== EXERCISE DIRECTIONS ==
Every single record needs to be restated word for word.

== DATA SECTION ==
————

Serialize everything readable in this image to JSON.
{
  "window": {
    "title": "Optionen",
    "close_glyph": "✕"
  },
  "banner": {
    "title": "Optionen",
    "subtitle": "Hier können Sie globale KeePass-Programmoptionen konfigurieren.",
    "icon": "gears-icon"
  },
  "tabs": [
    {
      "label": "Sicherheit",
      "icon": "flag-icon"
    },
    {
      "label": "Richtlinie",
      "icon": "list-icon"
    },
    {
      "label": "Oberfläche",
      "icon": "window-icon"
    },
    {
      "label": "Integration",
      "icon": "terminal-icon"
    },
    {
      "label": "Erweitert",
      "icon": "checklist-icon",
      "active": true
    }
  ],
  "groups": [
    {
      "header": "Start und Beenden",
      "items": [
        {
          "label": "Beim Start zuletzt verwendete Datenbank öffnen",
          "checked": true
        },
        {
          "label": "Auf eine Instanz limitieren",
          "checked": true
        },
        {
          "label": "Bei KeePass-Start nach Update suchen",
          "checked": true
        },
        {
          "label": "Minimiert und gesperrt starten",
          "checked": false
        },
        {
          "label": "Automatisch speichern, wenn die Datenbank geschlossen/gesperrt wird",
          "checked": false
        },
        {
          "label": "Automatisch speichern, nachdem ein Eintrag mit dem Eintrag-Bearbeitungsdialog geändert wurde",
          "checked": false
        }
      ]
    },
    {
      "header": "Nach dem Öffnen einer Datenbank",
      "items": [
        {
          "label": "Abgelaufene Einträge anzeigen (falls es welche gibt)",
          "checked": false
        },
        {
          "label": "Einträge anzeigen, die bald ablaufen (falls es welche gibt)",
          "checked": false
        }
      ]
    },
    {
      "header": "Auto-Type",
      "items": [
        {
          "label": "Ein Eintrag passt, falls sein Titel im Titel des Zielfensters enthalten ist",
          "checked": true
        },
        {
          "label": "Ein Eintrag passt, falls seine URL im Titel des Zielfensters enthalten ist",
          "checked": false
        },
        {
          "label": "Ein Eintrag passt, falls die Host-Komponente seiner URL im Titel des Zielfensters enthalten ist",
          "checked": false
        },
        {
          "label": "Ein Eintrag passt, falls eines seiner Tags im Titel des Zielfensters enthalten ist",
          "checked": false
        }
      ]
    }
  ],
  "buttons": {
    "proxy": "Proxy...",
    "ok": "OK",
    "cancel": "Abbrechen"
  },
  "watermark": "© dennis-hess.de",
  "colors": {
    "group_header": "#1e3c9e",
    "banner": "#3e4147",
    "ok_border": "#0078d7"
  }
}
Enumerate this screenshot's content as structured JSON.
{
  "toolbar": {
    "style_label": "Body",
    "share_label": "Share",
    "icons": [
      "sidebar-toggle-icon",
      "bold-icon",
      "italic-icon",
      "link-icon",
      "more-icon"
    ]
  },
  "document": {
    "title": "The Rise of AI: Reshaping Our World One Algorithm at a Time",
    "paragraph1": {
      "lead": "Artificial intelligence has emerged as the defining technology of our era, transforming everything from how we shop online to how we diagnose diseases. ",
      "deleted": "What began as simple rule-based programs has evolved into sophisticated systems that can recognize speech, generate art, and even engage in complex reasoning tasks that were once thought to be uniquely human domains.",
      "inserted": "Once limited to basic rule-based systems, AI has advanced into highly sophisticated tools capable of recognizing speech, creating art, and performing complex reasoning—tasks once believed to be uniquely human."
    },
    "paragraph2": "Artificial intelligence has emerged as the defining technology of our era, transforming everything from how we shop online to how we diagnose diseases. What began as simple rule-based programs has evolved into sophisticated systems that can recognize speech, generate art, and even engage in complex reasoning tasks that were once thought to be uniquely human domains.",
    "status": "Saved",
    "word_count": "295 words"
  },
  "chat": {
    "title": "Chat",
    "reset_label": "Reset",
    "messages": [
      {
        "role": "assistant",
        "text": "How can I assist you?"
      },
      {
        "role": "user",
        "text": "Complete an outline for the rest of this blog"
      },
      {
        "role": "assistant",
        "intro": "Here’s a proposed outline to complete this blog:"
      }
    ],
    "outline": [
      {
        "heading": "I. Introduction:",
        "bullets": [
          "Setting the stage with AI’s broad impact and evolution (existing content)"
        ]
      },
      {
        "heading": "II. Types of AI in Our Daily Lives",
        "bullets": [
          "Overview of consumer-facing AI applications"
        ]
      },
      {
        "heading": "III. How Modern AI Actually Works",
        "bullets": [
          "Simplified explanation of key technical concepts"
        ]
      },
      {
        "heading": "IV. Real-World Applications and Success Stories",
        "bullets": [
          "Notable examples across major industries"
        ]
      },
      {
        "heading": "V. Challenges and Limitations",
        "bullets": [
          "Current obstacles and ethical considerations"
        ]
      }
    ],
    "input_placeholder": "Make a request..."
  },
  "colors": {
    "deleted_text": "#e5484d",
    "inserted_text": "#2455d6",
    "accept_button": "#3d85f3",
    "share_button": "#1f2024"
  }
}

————

== ANSWER TO THIS TASK ==
Serialize everything readable in this image to JSON.
{
  "window": {
    "title": "Optionen",
    "close_glyph": "✕"
  },
  "banner": {
    "title": "Optionen",
    "subtitle": "Hier können Sie globale KeePass-Programmoptionen konfigurieren.",
    "icon": "gears-icon"
  },
  "tabs": [
    {
      "label": "Sicherheit",
      "icon": "flag-icon"
    },
    {
      "label": "Richtlinie",
      "icon": "list-icon"
    },
    {
      "label": "Oberfläche",
      "icon": "window-icon"
    },
    {
      "label": "Integration",
      "icon": "terminal-icon"
    },
    {
      "label": "Erweitert",
      "icon": "checklist-icon",
      "active": true
    }
  ],
  "groups": [
    {
      "header": "Start und Beenden",
      "items": [
        {
          "label": "Beim Start zuletzt verwendete Datenbank öffnen",
          "checked": true
        },
        {
          "label": "Auf eine Instanz limitieren",
          "checked": true
        },
        {
          "label": "Bei KeePass-Start nach Update suchen",
          "checked": true
        },
        {
          "label": "Minimiert und gesperrt starten",
          "checked": false
        },
        {
          "label": "Automatisch speichern, wenn die Datenbank geschlossen/gesperrt wird",
          "checked": false
        },
        {
          "label": "Automatisch speichern, nachdem ein Eintrag mit dem Eintrag-Bearbeitungsdialog geändert wurde",
          "checked": false
        }
      ]
    },
    {
      "header": "Nach dem Öffnen einer Datenbank",
      "items": [
        {
          "label": "Abgelaufene Einträge anzeigen (falls es welche gibt)",
          "checked": false
        },
        {
          "label": "Einträge anzeigen, die bald ablaufen (falls es welche gibt)",
          "checked": false
        }
      ]
    },
    {
      "header": "Auto-Type",
      "items": [
        {
          "label": "Ein Eintrag passt, falls sein Titel im Titel des Zielfensters enthalten ist",
          "checked": true
        },
        {
          "label": "Ein Eintrag passt, falls seine URL im Titel des Zielfensters enthalten ist",
          "checked": false
        },
        {
          "label": "Ein Eintrag passt, falls die Host-Komponente seiner URL im Titel des Zielfensters enthalten ist",
          "checked": false
        },
        {
          "label": "Ein Eintrag passt, falls eines seiner Tags im Titel des Zielfensters enthalten ist",
          "checked": false
        }
      ]
    }
  ],
  "buttons": {
    "proxy": "Proxy...",
    "ok": "OK",
    "cancel": "Abbrechen"
  },
  "watermark": "© dennis-hess.de",
  "colors": {
    "group_header": "#1e3c9e",
    "banner": "#3e4147",
    "ok_border": "#0078d7"
  }
}
Enumerate this screenshot's content as structured JSON.
{
  "toolbar": {
    "style_label": "Body",
    "share_label": "Share",
    "icons": [
      "sidebar-toggle-icon",
      "bold-icon",
      "italic-icon",
      "link-icon",
      "more-icon"
    ]
  },
  "document": {
    "title": "The Rise of AI: Reshaping Our World One Algorithm at a Time",
    "paragraph1": {
      "lead": "Artificial intelligence has emerged as the defining technology of our era, transforming everything from how we shop online to how we diagnose diseases. ",
      "deleted": "What began as simple rule-based programs has evolved into sophisticated systems that can recognize speech, generate art, and even engage in complex reasoning tasks that were once thought to be uniquely human domains.",
      "inserted": "Once limited to basic rule-based systems, AI has advanced into highly sophisticated tools capable of recognizing speech, creating art, and performing complex reasoning—tasks once believed to be uniquely human."
    },
    "paragraph2": "Artificial intelligence has emerged as the defining technology of our era, transforming everything from how we shop online to how we diagnose diseases. What began as simple rule-based programs has evolved into sophisticated systems that can recognize speech, generate art, and even engage in complex reasoning tasks that were once thought to be uniquely human domains.",
    "status": "Saved",
    "word_count": "295 words"
  },
  "chat": {
    "title": "Chat",
    "reset_label": "Reset",
    "messages": [
      {
        "role": "assistant",
        "text": "How can I assist you?"
      },
      {
        "role": "user",
        "text": "Complete an outline for the rest of this blog"
      },
      {
        "role": "assistant",
        "intro": "Here’s a proposed outline to complete this blog:"
      }
    ],
    "outline": [
      {
        "heading": "I. Introduction:",
        "bullets": [
          "Setting the stage with AI’s broad impact and evolution (existing content)"
        ]
      },
      {
        "heading": "II. Types of AI in Our Daily Lives",
        "bullets": [
          "Overview of consumer-facing AI applications"
        ]
      },
      {
        "heading": "III. How Modern AI Actually Works",
        "bullets": [
          "Simplified explanation of key technical concepts"
        ]
      },
      {
        "heading": "IV. Real-World Applications and Success Stories",
        "bullets": [
          "Notable examples across major industries"
        ]
      },
      {
        "heading": "V. Challenges and Limitations",
        "bullets": [
          "Current obstacles and ethical considerations"
        ]
      }
    ],
    "input_placeholder": "Make a request..."
  },
  "colors": {
    "deleted_text": "#e5484d",
    "inserted_text": "#2455d6",
    "accept_button": "#3d85f3",
    "share_button": "#1f2024"
  }
}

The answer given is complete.